Anyway, here's a riddle: what does the ocean, a dead goldfish, and a horde of strange monks have in common? I sure don't know, but whatever the answer is, it's some kind of trauma that Makoto doesn't want to talk about. You could make the argument that this episode is actually Makoto's episode, since there are a lot of subtle clues that bolster his character as the kind childhood friend who cares about everyone. I'm not sure if I've mentioned it before, but I'm really liking the "actions speak louder than words" approach to characterization that Free! is using. More often than not, anime characters are forced to fit into a trope box so that the show can get away with easy characterization, but this show is letting the interactions define that instead. For example, Haru can tell the difference between Makoto being genuinely cheerful or just putting on a happy face, and calls him out on it. Also, Rin is aware of whatever happened between Makoto and the ocean, while Nagisa doesn't seem to be aware of it, which struck me as a little odd (or he could've just forgotten, which I wouldn't put past him).
Speaking of Rin, Shark Watch this week finally resulted in a solid conversation between the siblings, and oh my gosh, they are cute. Hopefully he stops shutting Gou out from now on, because I'd like to see more of these interactions. What I said above about characterization applies here too; we're increasingly seeing that Rin is putting on a facade but does care deep down.
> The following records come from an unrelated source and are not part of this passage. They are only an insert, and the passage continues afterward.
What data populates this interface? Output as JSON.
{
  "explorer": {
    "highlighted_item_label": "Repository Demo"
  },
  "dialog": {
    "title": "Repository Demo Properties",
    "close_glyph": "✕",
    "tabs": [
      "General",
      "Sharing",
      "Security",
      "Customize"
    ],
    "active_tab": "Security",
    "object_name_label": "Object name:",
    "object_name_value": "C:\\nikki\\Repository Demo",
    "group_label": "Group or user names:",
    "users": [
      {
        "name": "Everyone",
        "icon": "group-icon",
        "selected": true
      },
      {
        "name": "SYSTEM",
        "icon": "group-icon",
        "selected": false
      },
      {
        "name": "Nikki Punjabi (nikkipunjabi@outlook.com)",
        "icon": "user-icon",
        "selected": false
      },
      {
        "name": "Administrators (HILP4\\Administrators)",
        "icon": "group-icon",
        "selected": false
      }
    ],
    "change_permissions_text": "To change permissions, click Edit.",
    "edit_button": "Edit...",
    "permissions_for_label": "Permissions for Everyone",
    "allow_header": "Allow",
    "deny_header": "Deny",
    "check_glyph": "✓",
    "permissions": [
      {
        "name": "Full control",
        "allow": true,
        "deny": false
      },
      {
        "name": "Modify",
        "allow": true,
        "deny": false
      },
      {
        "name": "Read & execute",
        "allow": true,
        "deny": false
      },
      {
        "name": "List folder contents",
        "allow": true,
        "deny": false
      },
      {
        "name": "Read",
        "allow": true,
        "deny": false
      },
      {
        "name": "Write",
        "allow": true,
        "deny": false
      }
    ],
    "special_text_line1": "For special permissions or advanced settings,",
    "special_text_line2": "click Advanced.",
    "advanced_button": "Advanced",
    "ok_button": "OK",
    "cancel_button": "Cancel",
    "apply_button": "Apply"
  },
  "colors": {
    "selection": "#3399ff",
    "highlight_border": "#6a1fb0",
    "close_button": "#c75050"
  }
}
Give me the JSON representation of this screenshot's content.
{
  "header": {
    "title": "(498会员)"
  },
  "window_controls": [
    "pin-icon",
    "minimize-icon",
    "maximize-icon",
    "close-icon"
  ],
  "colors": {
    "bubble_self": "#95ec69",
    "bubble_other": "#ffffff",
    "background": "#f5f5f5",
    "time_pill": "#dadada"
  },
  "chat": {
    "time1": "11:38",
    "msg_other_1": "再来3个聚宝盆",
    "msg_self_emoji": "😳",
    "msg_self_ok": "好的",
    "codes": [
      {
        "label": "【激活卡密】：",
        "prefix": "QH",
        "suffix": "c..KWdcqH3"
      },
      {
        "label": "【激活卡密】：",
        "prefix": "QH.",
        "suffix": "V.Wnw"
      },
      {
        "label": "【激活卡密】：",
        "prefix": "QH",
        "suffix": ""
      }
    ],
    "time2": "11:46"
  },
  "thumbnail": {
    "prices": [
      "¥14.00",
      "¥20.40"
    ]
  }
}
We still don't know the reason why though, and we'll likely have to wait until the current crisis is resolved.
|I'm pretty worried though|
|I got on the right ship|